Input data:
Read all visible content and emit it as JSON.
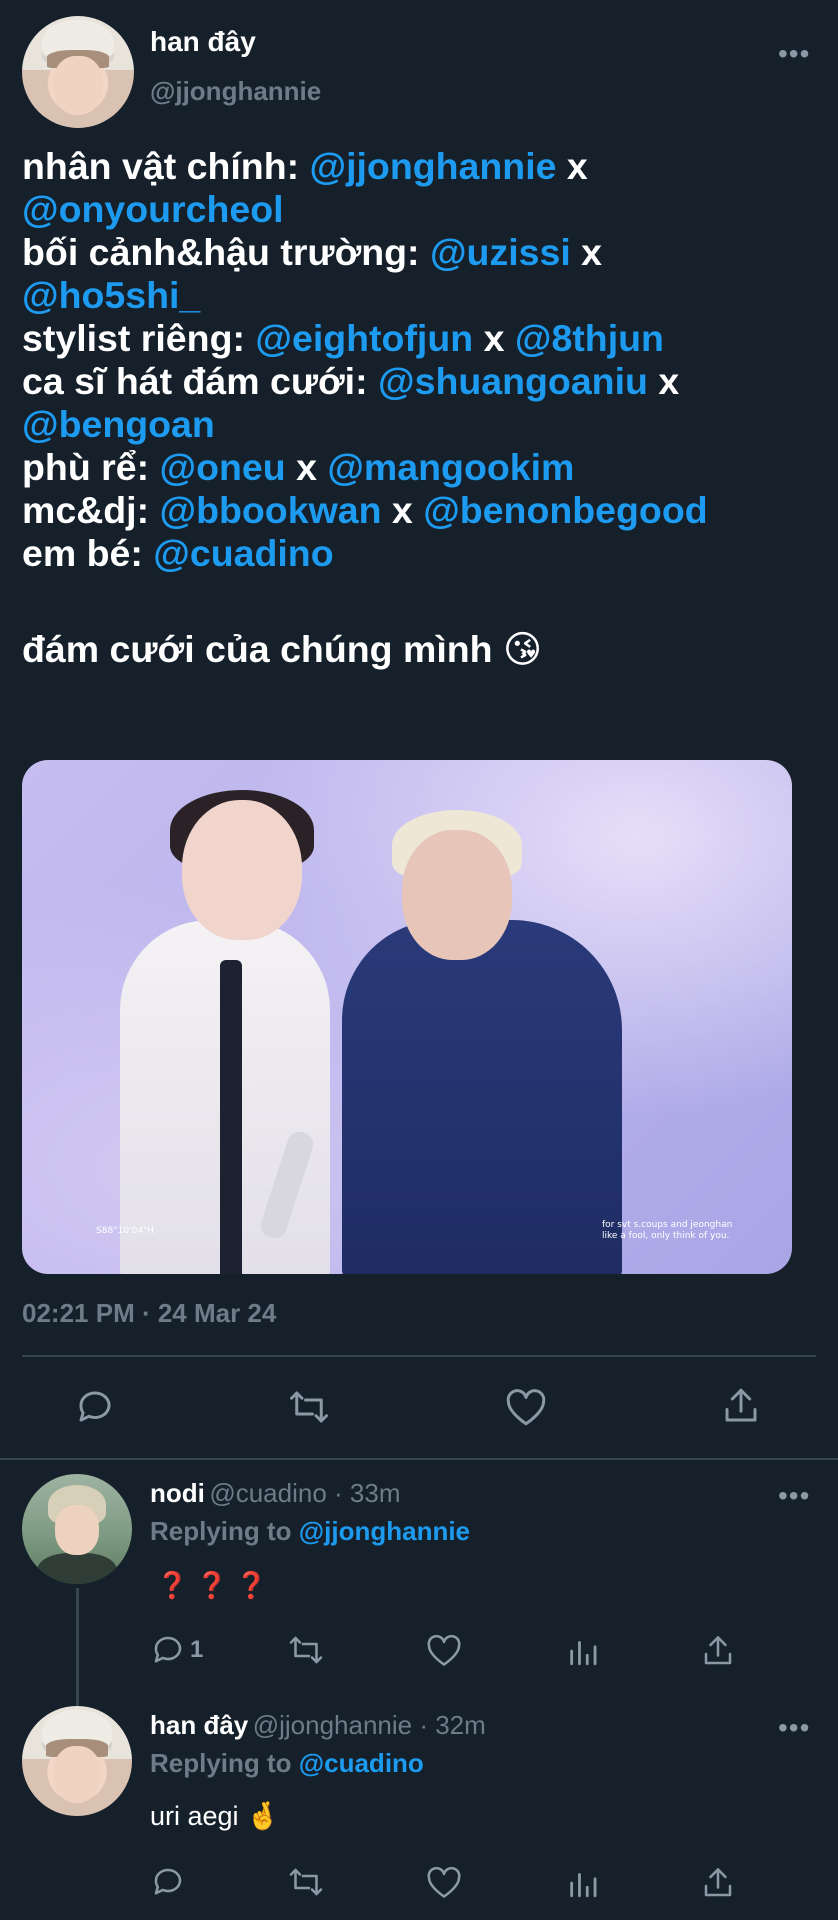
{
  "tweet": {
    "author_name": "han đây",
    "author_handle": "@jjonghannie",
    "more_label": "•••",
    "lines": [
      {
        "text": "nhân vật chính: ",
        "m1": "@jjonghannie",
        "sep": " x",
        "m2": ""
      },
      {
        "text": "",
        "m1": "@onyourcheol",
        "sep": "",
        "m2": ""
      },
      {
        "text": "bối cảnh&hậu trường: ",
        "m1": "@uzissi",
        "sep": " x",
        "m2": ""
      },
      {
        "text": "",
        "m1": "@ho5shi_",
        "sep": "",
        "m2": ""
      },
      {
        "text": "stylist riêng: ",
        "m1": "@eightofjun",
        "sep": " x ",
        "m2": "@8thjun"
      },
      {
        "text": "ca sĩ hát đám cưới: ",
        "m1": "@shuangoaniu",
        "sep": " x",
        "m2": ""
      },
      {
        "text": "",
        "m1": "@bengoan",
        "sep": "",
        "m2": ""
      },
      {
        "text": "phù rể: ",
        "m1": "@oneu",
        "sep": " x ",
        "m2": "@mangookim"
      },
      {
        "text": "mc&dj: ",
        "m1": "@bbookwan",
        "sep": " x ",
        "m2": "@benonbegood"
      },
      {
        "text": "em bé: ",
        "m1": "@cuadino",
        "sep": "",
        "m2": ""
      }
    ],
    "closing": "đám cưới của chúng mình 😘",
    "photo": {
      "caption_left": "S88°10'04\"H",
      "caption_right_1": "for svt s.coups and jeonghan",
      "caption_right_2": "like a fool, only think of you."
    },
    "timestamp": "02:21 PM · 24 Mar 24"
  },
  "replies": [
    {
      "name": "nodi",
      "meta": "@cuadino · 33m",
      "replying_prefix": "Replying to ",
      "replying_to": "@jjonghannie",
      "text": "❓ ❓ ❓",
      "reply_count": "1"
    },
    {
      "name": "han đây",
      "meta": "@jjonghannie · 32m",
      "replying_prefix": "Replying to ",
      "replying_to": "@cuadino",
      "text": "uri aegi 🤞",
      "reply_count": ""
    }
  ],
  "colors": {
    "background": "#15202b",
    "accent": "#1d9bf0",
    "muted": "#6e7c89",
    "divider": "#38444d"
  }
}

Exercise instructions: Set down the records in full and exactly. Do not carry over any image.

Answer:
Read all visible content and emit it as JSON.
{
  "tweet": {
    "author_name": "han đây",
    "author_handle": "@jjonghannie",
    "more_label": "•••",
    "lines": [
      {
        "text": "nhân vật chính: ",
        "m1": "@jjonghannie",
        "sep": " x",
        "m2": ""
      },
      {
        "text": "",
        "m1": "@onyourcheol",
        "sep": "",
        "m2": ""
      },
      {
        "text": "bối cảnh&hậu trường: ",
        "m1": "@uzissi",
        "sep": " x",
        "m2": ""
      },
      {
        "text": "",
        "m1": "@ho5shi_",
        "sep": "",
        "m2": ""
      },
      {
        "text": "stylist riêng: ",
        "m1": "@eightofjun",
        "sep": " x ",
        "m2": "@8thjun"
      },
      {
        "text": "ca sĩ hát đám cưới: ",
        "m1": "@shuangoaniu",
        "sep": " x",
        "m2": ""
      },
      {
        "text": "",
        "m1": "@bengoan",
        "sep": "",
        "m2": ""
      },
      {
        "text": "phù rể: ",
        "m1": "@oneu",
        "sep": " x ",
        "m2": "@mangookim"
      },
      {
        "text": "mc&dj: ",
        "m1": "@bbookwan",
        "sep": " x ",
        "m2": "@benonbegood"
      },
      {
        "text": "em bé: ",
        "m1": "@cuadino",
        "sep": "",
        "m2": ""
      }
    ],
    "closing": "đám cưới của chúng mình 😘",
    "photo": {
      "caption_left": "S88°10'04\"H",
      "caption_right_1": "for svt s.coups and jeonghan",
      "caption_right_2": "like a fool, only think of you."
    },
    "timestamp": "02:21 PM · 24 Mar 24"
  },
  "replies": [
    {
      "name": "nodi",
      "meta": "@cuadino · 33m",
      "replying_prefix": "Replying to ",
      "replying_to": "@jjonghannie",
      "text": "❓ ❓ ❓",
      "reply_count": "1"
    },
    {
      "name": "han đây",
      "meta": "@jjonghannie · 32m",
      "replying_prefix": "Replying to ",
      "replying_to": "@cuadino",
      "text": "uri aegi 🤞",
      "reply_count": ""
    }
  ],
  "colors": {
    "background": "#15202b",
    "accent": "#1d9bf0",
    "muted": "#6e7c89",
    "divider": "#38444d"
  }
}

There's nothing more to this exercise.